*WHAT THE EXERCISE ASKS*
Look through the records below and collect all lines that hold the string "which".

*GIVEN INFORMATION*
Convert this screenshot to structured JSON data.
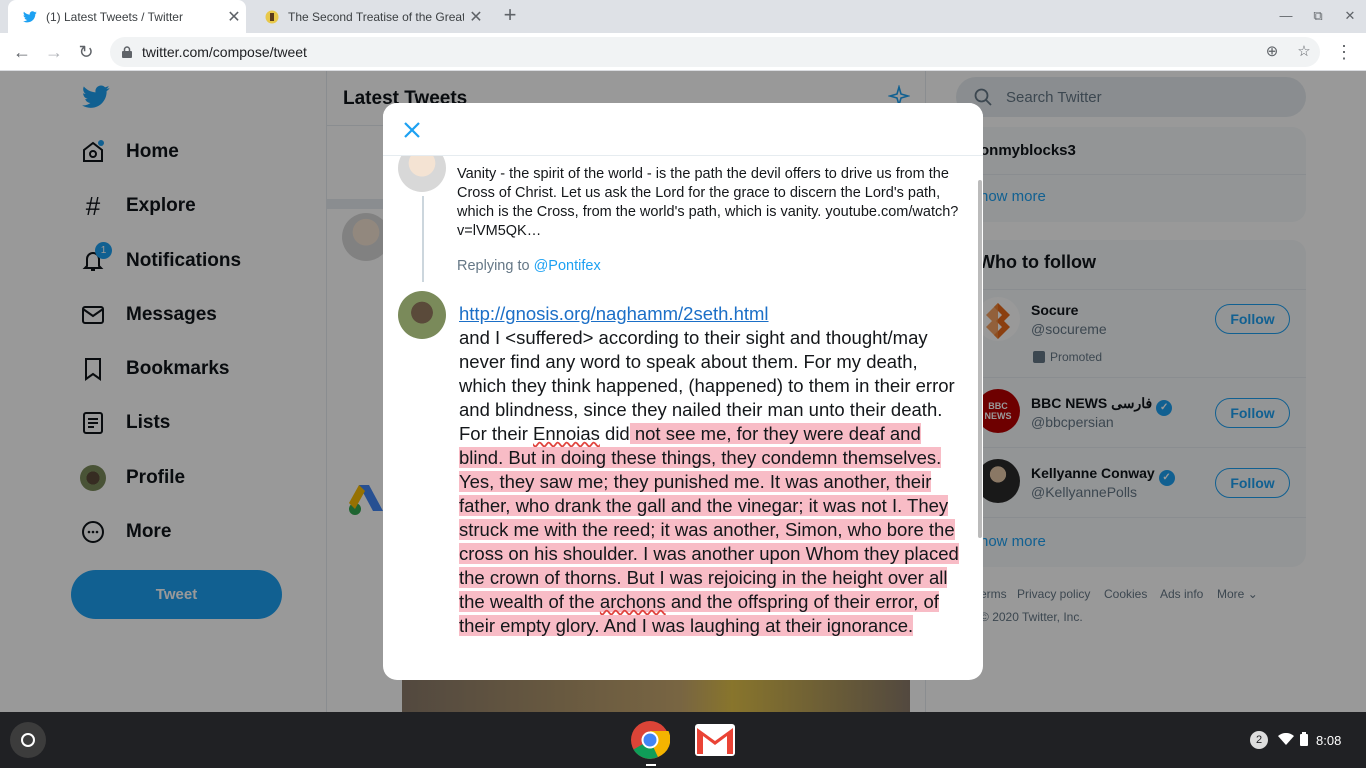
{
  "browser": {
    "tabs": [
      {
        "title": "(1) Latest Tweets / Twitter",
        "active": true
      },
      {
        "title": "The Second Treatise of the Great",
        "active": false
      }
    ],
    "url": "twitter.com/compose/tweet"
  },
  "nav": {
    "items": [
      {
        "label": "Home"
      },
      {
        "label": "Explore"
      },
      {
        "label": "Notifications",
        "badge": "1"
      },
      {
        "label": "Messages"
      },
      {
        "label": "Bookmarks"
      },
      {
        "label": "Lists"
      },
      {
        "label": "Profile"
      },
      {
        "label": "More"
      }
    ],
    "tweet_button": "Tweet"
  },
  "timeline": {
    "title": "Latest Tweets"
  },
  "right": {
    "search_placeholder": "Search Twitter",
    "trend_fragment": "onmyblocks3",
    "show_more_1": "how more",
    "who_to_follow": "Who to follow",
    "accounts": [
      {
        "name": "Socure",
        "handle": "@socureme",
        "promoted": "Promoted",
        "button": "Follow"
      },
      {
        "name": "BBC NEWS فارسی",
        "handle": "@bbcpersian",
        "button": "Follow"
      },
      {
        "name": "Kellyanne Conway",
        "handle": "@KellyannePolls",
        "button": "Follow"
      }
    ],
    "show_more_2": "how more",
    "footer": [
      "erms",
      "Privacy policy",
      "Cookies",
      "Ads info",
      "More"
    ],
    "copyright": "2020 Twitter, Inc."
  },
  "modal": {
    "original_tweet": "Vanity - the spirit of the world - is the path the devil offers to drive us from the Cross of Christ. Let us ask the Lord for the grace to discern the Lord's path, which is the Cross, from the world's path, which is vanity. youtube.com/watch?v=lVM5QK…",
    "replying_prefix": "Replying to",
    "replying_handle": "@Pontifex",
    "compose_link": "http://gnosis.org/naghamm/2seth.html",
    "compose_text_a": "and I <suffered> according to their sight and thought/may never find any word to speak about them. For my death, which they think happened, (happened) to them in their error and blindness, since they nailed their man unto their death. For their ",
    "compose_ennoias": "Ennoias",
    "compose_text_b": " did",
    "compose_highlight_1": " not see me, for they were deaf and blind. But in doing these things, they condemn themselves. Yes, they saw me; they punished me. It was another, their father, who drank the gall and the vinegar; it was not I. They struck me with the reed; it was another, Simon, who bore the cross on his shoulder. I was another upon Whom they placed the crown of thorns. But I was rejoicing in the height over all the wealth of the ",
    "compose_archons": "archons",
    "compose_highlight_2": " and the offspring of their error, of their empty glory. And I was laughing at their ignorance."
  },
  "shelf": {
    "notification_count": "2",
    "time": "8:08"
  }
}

*THE COMPLETED TASK*
    "original_tweet": "Vanity - the spirit of the world - is the path the devil offers to drive us from the Cross of Christ. Let us ask the Lord for the grace to discern the Lord's path, which is the Cross, from the world's path, which is vanity. youtube.com/watch?v=lVM5QK…",
    "compose_text_a": "and I <suffered> according to their sight and thought/may never find any word to speak about them. For my death, which they think happened, (happened) to them in their error and blindness, since they nailed their man unto their death. For their ",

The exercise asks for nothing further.